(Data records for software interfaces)
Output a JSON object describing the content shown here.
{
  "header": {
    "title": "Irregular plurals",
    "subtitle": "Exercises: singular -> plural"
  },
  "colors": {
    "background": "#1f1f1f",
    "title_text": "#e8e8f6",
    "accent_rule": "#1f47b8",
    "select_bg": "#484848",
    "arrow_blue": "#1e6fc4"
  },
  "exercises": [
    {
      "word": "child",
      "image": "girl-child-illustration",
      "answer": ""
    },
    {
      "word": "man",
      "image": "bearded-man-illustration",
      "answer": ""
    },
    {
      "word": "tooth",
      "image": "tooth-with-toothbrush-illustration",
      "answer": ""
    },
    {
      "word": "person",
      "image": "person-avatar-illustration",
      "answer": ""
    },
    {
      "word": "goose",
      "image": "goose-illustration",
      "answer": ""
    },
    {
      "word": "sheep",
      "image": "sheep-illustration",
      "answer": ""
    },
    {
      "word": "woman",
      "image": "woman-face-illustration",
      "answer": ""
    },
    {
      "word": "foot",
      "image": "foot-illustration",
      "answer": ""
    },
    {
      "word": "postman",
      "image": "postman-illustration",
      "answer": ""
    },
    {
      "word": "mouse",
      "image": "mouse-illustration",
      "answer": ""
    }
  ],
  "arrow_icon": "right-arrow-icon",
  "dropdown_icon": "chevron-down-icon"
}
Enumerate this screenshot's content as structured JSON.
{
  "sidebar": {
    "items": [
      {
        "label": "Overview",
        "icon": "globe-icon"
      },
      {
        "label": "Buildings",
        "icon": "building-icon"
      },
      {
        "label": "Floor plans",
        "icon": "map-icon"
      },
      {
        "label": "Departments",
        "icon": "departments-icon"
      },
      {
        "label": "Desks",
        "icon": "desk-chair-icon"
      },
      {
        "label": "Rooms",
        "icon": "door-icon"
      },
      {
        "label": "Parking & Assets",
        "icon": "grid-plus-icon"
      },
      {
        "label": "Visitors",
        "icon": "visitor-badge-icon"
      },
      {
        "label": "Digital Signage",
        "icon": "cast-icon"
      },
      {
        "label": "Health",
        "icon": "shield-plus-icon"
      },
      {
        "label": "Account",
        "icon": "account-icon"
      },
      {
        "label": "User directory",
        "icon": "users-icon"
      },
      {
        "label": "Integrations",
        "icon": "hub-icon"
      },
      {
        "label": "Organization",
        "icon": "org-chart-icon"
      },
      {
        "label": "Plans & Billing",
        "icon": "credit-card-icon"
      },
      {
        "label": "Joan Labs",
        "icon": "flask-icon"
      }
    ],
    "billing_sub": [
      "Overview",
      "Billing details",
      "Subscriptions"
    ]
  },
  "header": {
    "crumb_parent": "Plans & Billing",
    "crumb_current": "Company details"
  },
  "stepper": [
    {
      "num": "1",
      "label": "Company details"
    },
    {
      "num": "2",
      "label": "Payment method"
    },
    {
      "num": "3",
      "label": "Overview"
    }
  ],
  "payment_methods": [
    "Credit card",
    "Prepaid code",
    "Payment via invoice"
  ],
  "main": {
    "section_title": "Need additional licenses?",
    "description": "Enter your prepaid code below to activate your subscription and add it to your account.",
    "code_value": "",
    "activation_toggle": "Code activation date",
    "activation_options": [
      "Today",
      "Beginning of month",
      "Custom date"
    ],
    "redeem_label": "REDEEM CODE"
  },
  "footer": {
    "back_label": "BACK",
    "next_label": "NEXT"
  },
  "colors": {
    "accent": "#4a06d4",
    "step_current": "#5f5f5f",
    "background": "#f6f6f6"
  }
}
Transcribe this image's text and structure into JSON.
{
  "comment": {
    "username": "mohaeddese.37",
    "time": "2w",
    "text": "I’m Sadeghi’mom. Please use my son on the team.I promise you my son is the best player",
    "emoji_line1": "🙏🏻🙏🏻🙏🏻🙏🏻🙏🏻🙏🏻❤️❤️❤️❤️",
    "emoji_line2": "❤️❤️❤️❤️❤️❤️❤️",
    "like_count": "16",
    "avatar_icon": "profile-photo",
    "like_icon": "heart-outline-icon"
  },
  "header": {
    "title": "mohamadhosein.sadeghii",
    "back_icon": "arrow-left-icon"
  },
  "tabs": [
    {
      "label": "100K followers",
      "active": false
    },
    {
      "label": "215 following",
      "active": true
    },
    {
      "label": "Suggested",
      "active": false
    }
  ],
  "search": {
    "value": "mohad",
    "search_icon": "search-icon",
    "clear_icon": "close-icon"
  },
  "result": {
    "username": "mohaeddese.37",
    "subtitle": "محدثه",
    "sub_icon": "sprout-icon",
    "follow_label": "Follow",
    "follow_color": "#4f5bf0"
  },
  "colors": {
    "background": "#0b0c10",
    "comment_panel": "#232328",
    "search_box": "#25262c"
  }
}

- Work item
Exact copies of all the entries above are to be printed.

- Problem solution
Output a JSON object describing the content shown here.
{
  "header": {
    "title": "Irregular plurals",
    "subtitle": "Exercises: singular -> plural"
  },
  "colors": {
    "background": "#1f1f1f",
    "title_text": "#e8e8f6",
    "accent_rule": "#1f47b8",
    "select_bg": "#484848",
    "arrow_blue": "#1e6fc4"
  },
  "exercises": [
    {
      "word": "child",
      "image": "girl-child-illustration",
      "answer": ""
    },
    {
      "word": "man",
      "image": "bearded-man-illustration",
      "answer": ""
    },
    {
      "word": "tooth",
      "image": "tooth-with-toothbrush-illustration",
      "answer": ""
    },
    {
      "word": "person",
      "image": "person-avatar-illustration",
      "answer": ""
    },
    {
      "word": "goose",
      "image": "goose-illustration",
      "answer": ""
    },
    {
      "word": "sheep",
      "image": "sheep-illustration",
      "answer": ""
    },
    {
      "word": "woman",
      "image": "woman-face-illustration",
      "answer": ""
    },
    {
      "word": "foot",
      "image": "foot-illustration",
      "answer": ""
    },
    {
      "word": "postman",
      "image": "postman-illustration",
      "answer": ""
    },
    {
      "word": "mouse",
      "image": "mouse-illustration",
      "answer": ""
    }
  ],
  "arrow_icon": "right-arrow-icon",
  "dropdown_icon": "chevron-down-icon"
}
Enumerate this screenshot's content as structured JSON.
{
  "sidebar": {
    "items": [
      {
        "label": "Overview",
        "icon": "globe-icon"
      },
      {
        "label": "Buildings",
        "icon": "building-icon"
      },
      {
        "label": "Floor plans",
        "icon": "map-icon"
      },
      {
        "label": "Departments",
        "icon": "departments-icon"
      },
      {
        "label": "Desks",
        "icon": "desk-chair-icon"
      },
      {
        "label": "Rooms",
        "icon": "door-icon"
      },
      {
        "label": "Parking & Assets",
        "icon": "grid-plus-icon"
      },
      {
        "label": "Visitors",
        "icon": "visitor-badge-icon"
      },
      {
        "label": "Digital Signage",
        "icon": "cast-icon"
      },
      {
        "label": "Health",
        "icon": "shield-plus-icon"
      },
      {
        "label": "Account",
        "icon": "account-icon"
      },
      {
        "label": "User directory",
        "icon": "users-icon"
      },
      {
        "label": "Integrations",
        "icon": "hub-icon"
      },
      {
        "label": "Organization",
        "icon": "org-chart-icon"
      },
      {
        "label": "Plans & Billing",
        "icon": "credit-card-icon"
      },
      {
        "label": "Joan Labs",
        "icon": "flask-icon"
      }
    ],
    "billing_sub": [
      "Overview",
      "Billing details",
      "Subscriptions"
    ]
  },
  "header": {
    "crumb_parent": "Plans & Billing",
    "crumb_current": "Company details"
  },
  "stepper": [
    {
      "num": "1",
      "label": "Company details"
    },
    {
      "num": "2",
      "label": "Payment method"
    },
    {
      "num": "3",
      "label": "Overview"
    }
  ],
  "payment_methods": [
    "Credit card",
    "Prepaid code",
    "Payment via invoice"
  ],
  "main": {
    "section_title": "Need additional licenses?",
    "description": "Enter your prepaid code below to activate your subscription and add it to your account.",
    "code_value": "",
    "activation_toggle": "Code activation date",
    "activation_options": [
      "Today",
      "Beginning of month",
      "Custom date"
    ],
    "redeem_label": "REDEEM CODE"
  },
  "footer": {
    "back_label": "BACK",
    "next_label": "NEXT"
  },
  "colors": {
    "accent": "#4a06d4",
    "step_current": "#5f5f5f",
    "background": "#f6f6f6"
  }
}
Transcribe this image's text and structure into JSON.
{
  "comment": {
    "username": "mohaeddese.37",
    "time": "2w",
    "text": "I’m Sadeghi’mom. Please use my son on the team.I promise you my son is the best player",
    "emoji_line1": "🙏🏻🙏🏻🙏🏻🙏🏻🙏🏻🙏🏻❤️❤️❤️❤️",
    "emoji_line2": "❤️❤️❤️❤️❤️❤️❤️",
    "like_count": "16",
    "avatar_icon": "profile-photo",
    "like_icon": "heart-outline-icon"
  },
  "header": {
    "title": "mohamadhosein.sadeghii",
    "back_icon": "arrow-left-icon"
  },
  "tabs": [
    {
      "label": "100K followers",
      "active": false
    },
    {
      "label": "215 following",
      "active": true
    },
    {
      "label": "Suggested",
      "active": false
    }
  ],
  "search": {
    "value": "mohad",
    "search_icon": "search-icon",
    "clear_icon": "close-icon"
  },
  "result": {
    "username": "mohaeddese.37",
    "subtitle": "محدثه",
    "sub_icon": "sprout-icon",
    "follow_label": "Follow",
    "follow_color": "#4f5bf0"
  },
  "colors": {
    "background": "#0b0c10",
    "comment_panel": "#232328",
    "search_box": "#25262c"
  }
}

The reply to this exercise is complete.